Where a line in the records below includes "state", pull that line out.

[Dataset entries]
+--
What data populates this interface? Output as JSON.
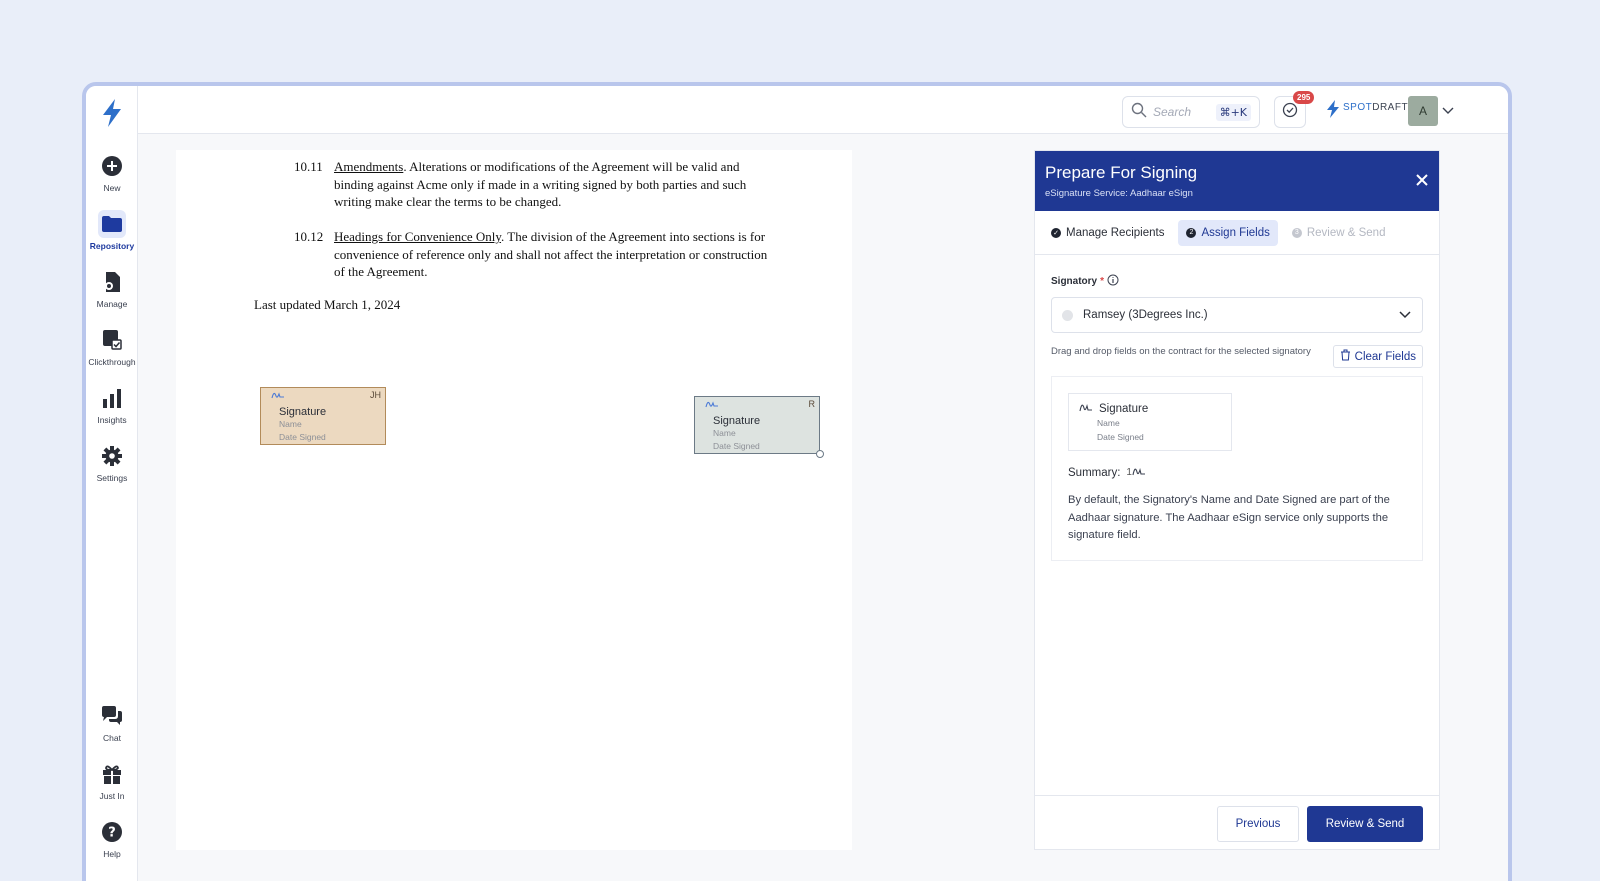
{
  "sidebar": {
    "items": [
      {
        "label": "New",
        "icon": "plus-circle-icon"
      },
      {
        "label": "Repository",
        "icon": "folder-icon"
      },
      {
        "label": "Manage",
        "icon": "manage-doc-icon"
      },
      {
        "label": "Clickthrough",
        "icon": "clickthrough-icon"
      },
      {
        "label": "Insights",
        "icon": "bar-chart-icon"
      },
      {
        "label": "Settings",
        "icon": "gear-icon"
      },
      {
        "label": "Chat",
        "icon": "chat-icon"
      },
      {
        "label": "Just In",
        "icon": "gift-icon"
      },
      {
        "label": "Help",
        "icon": "help-icon"
      }
    ],
    "active": "Repository"
  },
  "topbar": {
    "search_placeholder": "Search",
    "search_shortcut": "⌘+K",
    "tasks_badge": "295",
    "brand_prefix": "SPOT",
    "brand_suffix": "DRAFT",
    "avatar_initial": "A"
  },
  "document": {
    "clauses": [
      {
        "num": "10.11",
        "heading": "Amendments",
        "text": ". Alterations or modifications of the Agreement will be valid and binding against Acme only if made in a writing signed by both parties and such writing make clear the terms to be changed."
      },
      {
        "num": "10.12",
        "heading": "Headings for Convenience Only",
        "text": ". The division of the Agreement into sections is for convenience of reference only and shall not affect the interpretation or construction of the Agreement."
      }
    ],
    "last_updated": "Last updated March 1, 2024",
    "signature_boxes": [
      {
        "initials": "JH",
        "title": "Signature",
        "name_label": "Name",
        "date_label": "Date Signed"
      },
      {
        "initials": "R",
        "title": "Signature",
        "name_label": "Name",
        "date_label": "Date Signed"
      }
    ]
  },
  "panel": {
    "title": "Prepare For Signing",
    "subtitle": "eSignature Service: Aadhaar eSign",
    "steps": [
      {
        "label": "Manage Recipients",
        "state": "done"
      },
      {
        "label": "Assign Fields",
        "state": "active"
      },
      {
        "label": "Review & Send",
        "state": "disabled"
      }
    ],
    "signatory_label": "Signatory",
    "signatory_value": "Ramsey (3Degrees Inc.)",
    "hint": "Drag and drop fields on the contract for the selected signatory",
    "clear_fields": "Clear Fields",
    "field": {
      "title": "Signature",
      "name_label": "Name",
      "date_label": "Date Signed"
    },
    "summary_label": "Summary:",
    "summary_count": "1",
    "description": "By default, the Signatory's Name and Date Signed are part of the Aadhaar signature. The Aadhaar eSign service only supports the signature field.",
    "previous_label": "Previous",
    "next_label": "Review & Send"
  },
  "colors": {
    "primary": "#1f3893",
    "accent_blue": "#2d6fc9",
    "badge": "#d94848",
    "sig_box_1": "#ecd9c0",
    "sig_box_2": "#dde3e0"
  }
}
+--
◆ Reply to the task:
        "state": "done"
        "state": "active"
        "state": "disabled"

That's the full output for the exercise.